Go through the data below and work out how many lines contain "confirm"; the answer is the number alone.

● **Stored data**
◆ ◆ ◆ ◆ ◆ ◆ ◆

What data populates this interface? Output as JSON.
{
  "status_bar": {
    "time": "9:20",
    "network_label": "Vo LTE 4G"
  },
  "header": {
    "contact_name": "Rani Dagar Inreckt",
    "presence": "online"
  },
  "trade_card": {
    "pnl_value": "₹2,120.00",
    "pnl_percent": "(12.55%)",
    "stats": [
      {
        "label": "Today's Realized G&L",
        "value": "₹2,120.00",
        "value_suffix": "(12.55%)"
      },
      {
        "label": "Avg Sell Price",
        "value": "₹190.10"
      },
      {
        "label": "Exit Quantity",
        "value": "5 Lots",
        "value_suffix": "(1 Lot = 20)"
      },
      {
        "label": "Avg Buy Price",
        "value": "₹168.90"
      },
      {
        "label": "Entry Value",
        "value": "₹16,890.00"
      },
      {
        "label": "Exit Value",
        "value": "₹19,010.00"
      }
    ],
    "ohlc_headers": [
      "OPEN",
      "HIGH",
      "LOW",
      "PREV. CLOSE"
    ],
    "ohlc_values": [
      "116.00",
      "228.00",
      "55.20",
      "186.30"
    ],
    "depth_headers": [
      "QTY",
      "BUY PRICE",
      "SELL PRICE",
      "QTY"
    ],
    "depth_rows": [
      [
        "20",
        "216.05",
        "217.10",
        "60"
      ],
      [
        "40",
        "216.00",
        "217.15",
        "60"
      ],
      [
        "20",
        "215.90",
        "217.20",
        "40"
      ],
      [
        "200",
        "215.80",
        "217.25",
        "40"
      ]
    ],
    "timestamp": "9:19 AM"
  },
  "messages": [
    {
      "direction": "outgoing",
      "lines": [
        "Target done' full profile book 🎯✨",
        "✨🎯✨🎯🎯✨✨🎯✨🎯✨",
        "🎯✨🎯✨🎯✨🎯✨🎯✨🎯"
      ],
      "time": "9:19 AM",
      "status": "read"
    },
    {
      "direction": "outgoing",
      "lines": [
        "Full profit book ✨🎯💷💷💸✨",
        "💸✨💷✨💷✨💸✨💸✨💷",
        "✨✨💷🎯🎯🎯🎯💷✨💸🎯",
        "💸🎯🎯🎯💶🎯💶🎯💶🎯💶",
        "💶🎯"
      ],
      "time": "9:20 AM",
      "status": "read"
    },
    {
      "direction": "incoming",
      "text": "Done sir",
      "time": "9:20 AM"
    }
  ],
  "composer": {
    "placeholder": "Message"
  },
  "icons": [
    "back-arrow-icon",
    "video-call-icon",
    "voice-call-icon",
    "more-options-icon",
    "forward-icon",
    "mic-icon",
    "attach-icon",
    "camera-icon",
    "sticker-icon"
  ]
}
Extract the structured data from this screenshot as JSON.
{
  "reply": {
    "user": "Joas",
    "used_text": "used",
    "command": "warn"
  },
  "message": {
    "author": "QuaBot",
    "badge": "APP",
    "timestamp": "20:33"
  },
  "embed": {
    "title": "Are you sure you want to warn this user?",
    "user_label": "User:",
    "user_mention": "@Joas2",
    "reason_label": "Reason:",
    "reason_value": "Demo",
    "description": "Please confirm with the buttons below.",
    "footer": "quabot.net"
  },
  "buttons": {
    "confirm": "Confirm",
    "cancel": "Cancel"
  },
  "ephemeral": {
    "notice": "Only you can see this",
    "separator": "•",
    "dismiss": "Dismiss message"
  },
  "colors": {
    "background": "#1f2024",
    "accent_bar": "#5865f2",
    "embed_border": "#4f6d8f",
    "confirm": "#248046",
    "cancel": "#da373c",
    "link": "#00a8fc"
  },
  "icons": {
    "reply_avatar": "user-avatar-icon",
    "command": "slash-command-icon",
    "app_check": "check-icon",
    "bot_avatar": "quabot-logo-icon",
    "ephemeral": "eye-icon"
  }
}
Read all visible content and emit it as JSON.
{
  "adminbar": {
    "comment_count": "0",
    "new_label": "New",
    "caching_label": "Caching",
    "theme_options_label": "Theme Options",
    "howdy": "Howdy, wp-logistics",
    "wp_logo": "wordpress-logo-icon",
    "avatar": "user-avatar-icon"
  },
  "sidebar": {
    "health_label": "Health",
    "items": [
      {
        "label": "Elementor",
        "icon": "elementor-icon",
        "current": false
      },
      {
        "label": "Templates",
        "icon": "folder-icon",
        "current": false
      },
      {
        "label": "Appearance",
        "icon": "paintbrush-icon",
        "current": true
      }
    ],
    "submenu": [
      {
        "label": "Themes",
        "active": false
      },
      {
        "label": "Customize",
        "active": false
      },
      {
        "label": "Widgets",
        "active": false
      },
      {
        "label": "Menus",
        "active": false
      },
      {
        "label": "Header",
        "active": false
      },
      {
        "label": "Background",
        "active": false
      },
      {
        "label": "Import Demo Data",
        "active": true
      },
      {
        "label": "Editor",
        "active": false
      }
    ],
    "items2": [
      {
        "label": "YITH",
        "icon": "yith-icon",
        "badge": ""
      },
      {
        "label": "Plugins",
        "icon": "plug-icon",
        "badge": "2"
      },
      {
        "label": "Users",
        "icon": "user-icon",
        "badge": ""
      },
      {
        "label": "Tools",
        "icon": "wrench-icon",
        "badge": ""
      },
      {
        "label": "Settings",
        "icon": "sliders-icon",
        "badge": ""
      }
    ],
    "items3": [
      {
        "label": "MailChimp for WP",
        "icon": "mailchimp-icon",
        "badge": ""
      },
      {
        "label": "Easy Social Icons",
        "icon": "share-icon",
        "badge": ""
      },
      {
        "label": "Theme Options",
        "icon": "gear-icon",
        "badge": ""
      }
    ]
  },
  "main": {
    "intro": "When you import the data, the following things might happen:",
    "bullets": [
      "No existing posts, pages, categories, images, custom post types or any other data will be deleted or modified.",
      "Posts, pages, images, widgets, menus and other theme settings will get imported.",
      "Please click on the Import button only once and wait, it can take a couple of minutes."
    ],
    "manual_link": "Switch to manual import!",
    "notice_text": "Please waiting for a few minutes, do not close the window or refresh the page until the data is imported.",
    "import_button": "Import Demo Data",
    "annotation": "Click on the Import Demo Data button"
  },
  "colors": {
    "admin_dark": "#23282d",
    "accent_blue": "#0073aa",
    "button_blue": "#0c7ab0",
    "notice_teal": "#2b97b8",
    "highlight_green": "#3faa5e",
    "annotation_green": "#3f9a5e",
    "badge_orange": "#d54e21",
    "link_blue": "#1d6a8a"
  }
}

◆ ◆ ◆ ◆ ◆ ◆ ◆

● **Response area**
3